Getting and staying healthy is a two-fold process: move more and eat better. While you can’t change things like your family health history, it is within your power to adopt healthy habits that will lower your risk of heart disease and other ailments. You can get off the couch; you can cut back on sugar.
As we celebrate Heart Month at Thistle, we’re posting about how to best love your body, your eating habits, and our precious planet. To better love your body, think of moving more and eating better as two parts of a whole. Why? When exercising, your body has different nutritional needs that you will need to take into account. Whether you regularly workout or are just beginning your fitness journey, these complementary diet hacks will do you good.
Make Smart Hydration Choices
Chances are you typically consume enough water and other fluids to stay properly hydrated. But do you need more when working out? Probably; especially in warmer weather, when you’ll sweat out a greater amount of fluid and minerals. Moral of the story: always have a water bottle handy when exercising.
What if you don’t like water? Instead of resorting to caffeinated and alcoholic beverages, all of which can cause dehydration, try adding a slice of lemon or lime. Also, consider investing in a quality water filter to get rid of the chlorine “flavor” some find off-putting.
And unless you are exercising for hours at a time, don’t consume sugary, artificially flavored and colored sports drinks. If you do require an electrolyte boost, or simply want to add variety to your fluid intake, try coconut water, an ingredient in hydrating Breeze, one of Thistle’s delicious cold-pressed juice offerings.
Double Check Your Math
We hate to break it to you, but most people (and devices) overestimate the number of calories burned by exercising. A workout—even a grueling one—followed by a cheeseburger and milkshake is like building a house only to immediately tear it down. Best to avoid the habit! Exercise has many benefits, but it is not the defining factor of weight loss, especially if you adopt a “first workout, then eat lots of junk food” approach.
If it’s weight loss you’re after, concentrate your efforts on holistic diet changes. Thistle’s blog has lots of posts about how to better love your body via healthier eating, including tips on improving your relationship with food, learning how to meal prep, and better grasping what constitutes a healthy meal.
Even though you should avoid making overeating a regular part of your fitness routine, if your workout falls far between meals, a snack about 60 minutes before or a meal within about two hours afterward will likely do you good. A pre-workout snack will give you just the right amount of energy to power through your routine, but won’t be so big that it leaves you feeling sluggish. Meanwhile, a post-workout meal helps replace glycogen stores—the body’s most readily-available form of energy. In either case, consider reaching for nutrient-dense, plant-based options: a handful of nuts and fruit, hummus and veggies, or apple slices with almond butter all make for great pre-workout snacks. In addition to our weekly lunch and dinner menus, Thistle’s smaller portion items—a selection of protein-rich, 100% plant based sides and snacks—are designed with exercising bodies in mind.

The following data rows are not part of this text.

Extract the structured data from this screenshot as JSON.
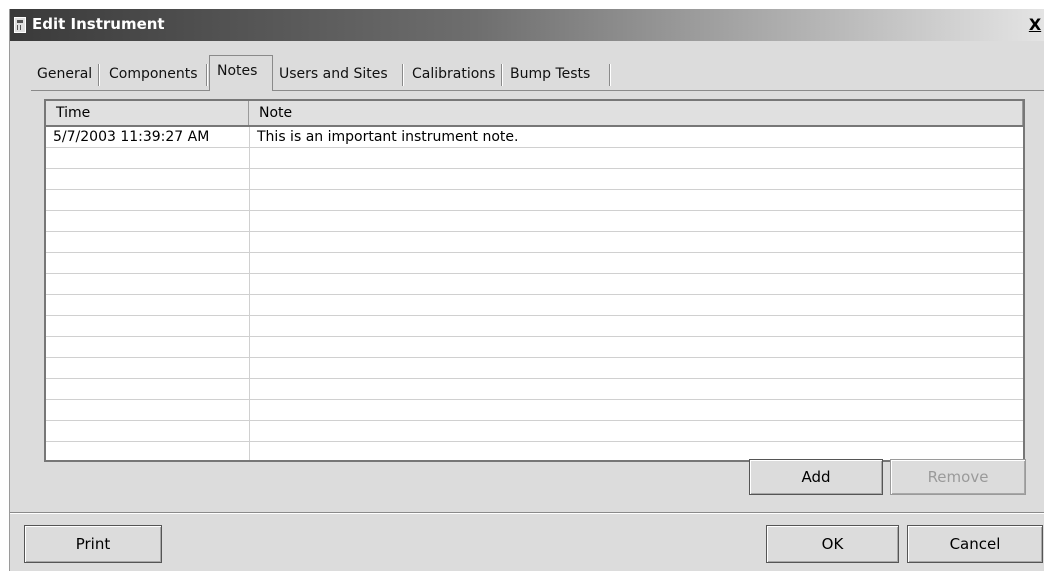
{
  "window": {
    "title": "Edit Instrument",
    "close_label": "X"
  },
  "tabs": [
    {
      "label": "General",
      "active": false
    },
    {
      "label": "Components",
      "active": false
    },
    {
      "label": "Notes",
      "active": true
    },
    {
      "label": "Users and Sites",
      "active": false
    },
    {
      "label": "Calibrations",
      "active": false
    },
    {
      "label": "Bump Tests",
      "active": false
    }
  ],
  "notes_table": {
    "columns": [
      "Time",
      "Note"
    ],
    "rows": [
      [
        "5/7/2003 11:39:27 AM",
        "This is an important instrument note."
      ]
    ]
  },
  "buttons": {
    "add": "Add",
    "remove": "Remove",
    "print": "Print",
    "ok": "OK",
    "cancel": "Cancel"
  }
}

Get the Right Macros, at the Right Time
Healthy Carbohydrates for Cardio Workouts
Spend time with anyone training for a marathon and you’ll hear the phrase “carb-loading.” To get the energy required to run 26 miles, many endurance athletes consume lots and lots of carbs the day before a race.
But what role should carbs play when you’re running, say, three miles a few days per week? About 60-90 minutes before a heart-strengthening cardio workout, eat a healthy high-carb meal or snack. This gives your body time to digest the food and use it for fuel. To recharge after a cardio workout and replenish the above-mentioned glycogen stores, turn to complex carbohydrates like whole grains, with a side of protein.
Protein-rich Foods for Strength Training
Contrary to popular belief, you do not need to resort to gallon-sized tubs of protein powder and slabs of red meat in order to get enough protein. While protein is important for maximizing the impact of strength training, different combinations of whole, plant based proteins can successfully do the job of strengthening and rebuilding muscles challenged by strenuous strength workouts.
As for when to consume all of that plant based protein, perhaps you’ve heard of the anabolic window: the first thirty minutes after exercising when tired muscles are supposedly best able to absorb protein’s benefits. However, recent research suggests this may not be the case. Consuming enough protein over a 24-hour period will do the same thing: it will mend and grow sore muscles that were pushed to their limit several hours or even a day prior. So, don’t stress over the timing of a protein-rich snack. Instead, focus on getting enough healthy proteins, carbs, and fats throughout the day and let your body do the rest of the work.
Be Wary of One-Food Solutions
Chocolate milk? Tart cherry juice? No post on the relationship between fitness and nutrition is complete without mention of these workout recovery darlings du jour. As we caution in this post, no single food will solve all your problems. However, research does indicate that some specific foods will do an exercising body good. Feel free to give some a try, but more importantly, keep your eye on the big picture of optimal health: move and challenge your body, and eat a wide variety of whole foods.
Fitness and nutrition ought to enjoy a symbiotic relationship, so do what you can to make it a loving and mutually beneficial one that improves your entire well-being!